* [Material for the task]:
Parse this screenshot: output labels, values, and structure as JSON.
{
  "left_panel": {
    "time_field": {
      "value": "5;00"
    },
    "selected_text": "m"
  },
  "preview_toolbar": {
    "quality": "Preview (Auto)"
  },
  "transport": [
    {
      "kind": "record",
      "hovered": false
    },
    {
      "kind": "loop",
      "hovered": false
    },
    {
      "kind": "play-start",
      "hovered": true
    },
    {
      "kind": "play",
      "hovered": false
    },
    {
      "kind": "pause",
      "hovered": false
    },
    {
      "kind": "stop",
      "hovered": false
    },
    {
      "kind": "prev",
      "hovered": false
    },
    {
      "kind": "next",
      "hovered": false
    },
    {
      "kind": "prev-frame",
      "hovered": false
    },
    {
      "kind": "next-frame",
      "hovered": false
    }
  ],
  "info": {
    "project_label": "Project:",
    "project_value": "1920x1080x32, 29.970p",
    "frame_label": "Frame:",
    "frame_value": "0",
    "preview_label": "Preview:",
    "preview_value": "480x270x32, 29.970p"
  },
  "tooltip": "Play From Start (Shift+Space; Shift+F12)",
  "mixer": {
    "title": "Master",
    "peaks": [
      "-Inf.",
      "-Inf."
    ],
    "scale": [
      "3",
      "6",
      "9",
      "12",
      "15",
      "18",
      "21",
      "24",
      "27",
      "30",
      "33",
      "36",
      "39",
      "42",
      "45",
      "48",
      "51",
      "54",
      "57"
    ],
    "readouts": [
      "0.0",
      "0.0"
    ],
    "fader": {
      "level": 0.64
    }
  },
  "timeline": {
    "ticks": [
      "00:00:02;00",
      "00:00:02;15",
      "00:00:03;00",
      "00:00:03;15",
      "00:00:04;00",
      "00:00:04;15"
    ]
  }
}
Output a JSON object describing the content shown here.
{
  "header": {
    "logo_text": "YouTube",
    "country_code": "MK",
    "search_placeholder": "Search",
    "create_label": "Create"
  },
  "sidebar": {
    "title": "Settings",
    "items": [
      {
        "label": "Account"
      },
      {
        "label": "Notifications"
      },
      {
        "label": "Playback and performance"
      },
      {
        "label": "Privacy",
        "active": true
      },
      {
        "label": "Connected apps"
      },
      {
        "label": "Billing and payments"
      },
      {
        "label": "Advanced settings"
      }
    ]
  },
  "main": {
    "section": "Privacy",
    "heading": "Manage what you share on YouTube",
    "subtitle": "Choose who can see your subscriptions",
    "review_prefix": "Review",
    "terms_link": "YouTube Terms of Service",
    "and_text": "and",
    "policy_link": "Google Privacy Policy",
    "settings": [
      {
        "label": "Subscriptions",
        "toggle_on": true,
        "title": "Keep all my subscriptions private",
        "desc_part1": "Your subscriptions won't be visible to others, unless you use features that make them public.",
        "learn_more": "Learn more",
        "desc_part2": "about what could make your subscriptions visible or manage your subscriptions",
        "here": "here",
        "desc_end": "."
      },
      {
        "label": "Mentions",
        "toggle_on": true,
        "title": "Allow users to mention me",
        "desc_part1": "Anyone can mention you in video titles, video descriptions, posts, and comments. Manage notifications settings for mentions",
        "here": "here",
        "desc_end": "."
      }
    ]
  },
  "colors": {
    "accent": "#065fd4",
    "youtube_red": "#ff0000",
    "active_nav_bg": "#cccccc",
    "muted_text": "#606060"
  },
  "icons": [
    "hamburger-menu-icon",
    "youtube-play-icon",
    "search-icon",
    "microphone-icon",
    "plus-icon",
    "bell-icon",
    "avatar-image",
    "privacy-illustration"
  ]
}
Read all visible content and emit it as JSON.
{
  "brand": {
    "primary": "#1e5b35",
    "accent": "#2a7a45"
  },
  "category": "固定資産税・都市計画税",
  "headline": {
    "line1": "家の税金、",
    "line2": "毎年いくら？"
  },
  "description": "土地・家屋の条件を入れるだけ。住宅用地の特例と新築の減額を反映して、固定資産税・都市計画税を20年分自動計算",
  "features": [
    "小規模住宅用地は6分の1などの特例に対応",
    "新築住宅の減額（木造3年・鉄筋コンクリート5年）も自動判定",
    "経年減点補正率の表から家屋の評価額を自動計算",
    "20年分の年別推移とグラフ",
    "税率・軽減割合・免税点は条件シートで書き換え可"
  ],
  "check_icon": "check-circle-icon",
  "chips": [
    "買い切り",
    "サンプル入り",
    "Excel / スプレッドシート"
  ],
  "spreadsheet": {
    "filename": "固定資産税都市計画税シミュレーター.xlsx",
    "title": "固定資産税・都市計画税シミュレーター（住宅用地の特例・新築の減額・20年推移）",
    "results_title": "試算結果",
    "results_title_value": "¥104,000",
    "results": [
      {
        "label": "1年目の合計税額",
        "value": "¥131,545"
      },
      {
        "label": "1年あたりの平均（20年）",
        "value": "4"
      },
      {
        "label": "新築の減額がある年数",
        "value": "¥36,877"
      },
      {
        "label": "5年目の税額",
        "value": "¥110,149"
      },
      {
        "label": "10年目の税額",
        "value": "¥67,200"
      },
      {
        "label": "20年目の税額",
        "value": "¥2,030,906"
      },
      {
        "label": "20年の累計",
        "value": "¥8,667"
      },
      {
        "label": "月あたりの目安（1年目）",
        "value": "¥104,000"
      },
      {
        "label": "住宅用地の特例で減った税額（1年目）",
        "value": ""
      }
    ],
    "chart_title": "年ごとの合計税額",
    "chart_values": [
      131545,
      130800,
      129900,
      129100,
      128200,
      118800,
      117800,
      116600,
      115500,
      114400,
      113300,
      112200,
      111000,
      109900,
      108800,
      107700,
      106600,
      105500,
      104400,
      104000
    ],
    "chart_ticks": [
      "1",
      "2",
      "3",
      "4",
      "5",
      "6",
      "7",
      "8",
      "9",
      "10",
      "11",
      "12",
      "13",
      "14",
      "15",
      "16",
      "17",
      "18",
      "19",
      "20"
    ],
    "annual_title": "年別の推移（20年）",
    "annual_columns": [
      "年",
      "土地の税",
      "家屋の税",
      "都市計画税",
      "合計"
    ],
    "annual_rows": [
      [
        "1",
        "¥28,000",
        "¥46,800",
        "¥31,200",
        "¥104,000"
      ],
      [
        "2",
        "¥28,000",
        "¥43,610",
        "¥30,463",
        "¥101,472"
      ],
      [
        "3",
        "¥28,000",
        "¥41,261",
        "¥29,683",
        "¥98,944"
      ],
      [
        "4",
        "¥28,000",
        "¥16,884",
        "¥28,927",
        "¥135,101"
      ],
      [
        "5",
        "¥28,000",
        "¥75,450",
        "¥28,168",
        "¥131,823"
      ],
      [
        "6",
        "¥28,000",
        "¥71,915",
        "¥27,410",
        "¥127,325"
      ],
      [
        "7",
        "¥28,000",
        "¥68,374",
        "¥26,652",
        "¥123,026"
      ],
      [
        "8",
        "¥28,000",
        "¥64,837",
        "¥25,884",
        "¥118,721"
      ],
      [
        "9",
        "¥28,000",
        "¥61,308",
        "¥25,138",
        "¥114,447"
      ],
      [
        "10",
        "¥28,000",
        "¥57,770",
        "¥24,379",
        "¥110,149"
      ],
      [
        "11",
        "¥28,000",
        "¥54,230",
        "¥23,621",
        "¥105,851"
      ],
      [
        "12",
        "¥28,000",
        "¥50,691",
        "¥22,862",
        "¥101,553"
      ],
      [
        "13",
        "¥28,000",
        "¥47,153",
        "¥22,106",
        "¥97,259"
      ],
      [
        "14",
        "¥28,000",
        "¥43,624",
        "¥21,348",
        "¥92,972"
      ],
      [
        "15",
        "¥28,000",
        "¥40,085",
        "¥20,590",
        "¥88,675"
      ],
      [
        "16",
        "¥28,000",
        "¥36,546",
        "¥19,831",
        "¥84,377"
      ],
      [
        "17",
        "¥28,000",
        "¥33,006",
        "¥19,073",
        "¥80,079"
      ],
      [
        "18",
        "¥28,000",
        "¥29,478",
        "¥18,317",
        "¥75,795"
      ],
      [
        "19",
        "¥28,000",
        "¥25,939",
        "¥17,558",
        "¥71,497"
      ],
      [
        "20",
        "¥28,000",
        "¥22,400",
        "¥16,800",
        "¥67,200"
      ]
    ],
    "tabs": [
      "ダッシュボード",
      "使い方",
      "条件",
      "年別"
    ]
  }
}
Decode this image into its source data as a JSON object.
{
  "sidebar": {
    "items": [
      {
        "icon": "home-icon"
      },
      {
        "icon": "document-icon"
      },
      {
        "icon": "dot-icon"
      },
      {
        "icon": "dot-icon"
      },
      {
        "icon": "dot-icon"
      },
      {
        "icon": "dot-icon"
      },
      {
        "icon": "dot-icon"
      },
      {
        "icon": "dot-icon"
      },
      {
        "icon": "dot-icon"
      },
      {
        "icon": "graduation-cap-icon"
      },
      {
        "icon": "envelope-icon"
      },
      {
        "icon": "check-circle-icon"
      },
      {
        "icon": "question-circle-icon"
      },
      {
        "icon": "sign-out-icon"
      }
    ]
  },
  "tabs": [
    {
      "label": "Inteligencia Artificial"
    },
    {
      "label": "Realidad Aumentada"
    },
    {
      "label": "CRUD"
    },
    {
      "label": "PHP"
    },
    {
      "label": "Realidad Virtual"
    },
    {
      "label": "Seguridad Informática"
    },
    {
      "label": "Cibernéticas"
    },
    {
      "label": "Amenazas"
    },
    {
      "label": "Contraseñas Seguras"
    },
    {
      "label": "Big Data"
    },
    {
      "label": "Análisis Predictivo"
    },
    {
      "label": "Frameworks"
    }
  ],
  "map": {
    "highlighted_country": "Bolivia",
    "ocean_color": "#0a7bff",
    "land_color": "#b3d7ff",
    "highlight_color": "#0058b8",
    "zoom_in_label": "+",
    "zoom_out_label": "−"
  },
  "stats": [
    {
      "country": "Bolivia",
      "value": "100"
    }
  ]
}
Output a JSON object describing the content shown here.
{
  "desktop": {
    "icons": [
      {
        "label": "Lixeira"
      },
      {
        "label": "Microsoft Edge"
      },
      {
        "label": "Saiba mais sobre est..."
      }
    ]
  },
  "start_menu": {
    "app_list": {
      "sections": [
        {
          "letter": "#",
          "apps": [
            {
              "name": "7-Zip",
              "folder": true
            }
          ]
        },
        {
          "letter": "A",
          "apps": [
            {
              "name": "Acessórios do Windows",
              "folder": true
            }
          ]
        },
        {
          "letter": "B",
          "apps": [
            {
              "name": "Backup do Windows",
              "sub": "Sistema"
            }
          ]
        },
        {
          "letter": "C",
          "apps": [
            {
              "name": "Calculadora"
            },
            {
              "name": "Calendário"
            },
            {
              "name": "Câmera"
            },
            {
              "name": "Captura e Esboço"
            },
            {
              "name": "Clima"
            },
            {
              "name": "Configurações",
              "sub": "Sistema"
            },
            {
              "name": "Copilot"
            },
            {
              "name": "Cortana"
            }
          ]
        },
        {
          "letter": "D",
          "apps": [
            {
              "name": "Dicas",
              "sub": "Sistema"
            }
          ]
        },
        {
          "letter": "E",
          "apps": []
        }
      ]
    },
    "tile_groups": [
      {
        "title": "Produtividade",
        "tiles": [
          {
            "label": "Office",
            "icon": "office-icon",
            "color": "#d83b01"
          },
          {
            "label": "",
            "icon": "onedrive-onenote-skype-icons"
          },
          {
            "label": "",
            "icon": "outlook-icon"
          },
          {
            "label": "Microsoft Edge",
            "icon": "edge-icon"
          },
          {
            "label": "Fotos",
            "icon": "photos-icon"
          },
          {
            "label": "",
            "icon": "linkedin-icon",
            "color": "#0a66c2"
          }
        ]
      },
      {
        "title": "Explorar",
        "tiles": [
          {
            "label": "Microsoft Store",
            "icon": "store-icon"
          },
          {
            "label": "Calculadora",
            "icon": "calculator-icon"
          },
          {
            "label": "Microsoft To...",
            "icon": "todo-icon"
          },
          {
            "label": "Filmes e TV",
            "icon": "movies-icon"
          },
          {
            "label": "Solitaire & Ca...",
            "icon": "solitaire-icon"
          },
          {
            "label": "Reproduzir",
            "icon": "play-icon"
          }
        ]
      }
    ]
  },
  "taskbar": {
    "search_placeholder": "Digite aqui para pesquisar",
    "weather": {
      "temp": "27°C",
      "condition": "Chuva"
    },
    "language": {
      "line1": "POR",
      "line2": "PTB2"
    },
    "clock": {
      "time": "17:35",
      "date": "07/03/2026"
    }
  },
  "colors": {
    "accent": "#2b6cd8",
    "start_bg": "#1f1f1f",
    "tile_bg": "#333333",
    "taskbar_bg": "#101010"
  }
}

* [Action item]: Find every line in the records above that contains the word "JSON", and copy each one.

* [Answer for this exercise]:
Parse this screenshot: output labels, values, and structure as JSON.
Output a JSON object describing the content shown here.
Read all visible content and emit it as JSON.
Decode this image into its source data as a JSON object.
Output a JSON object describing the content shown here.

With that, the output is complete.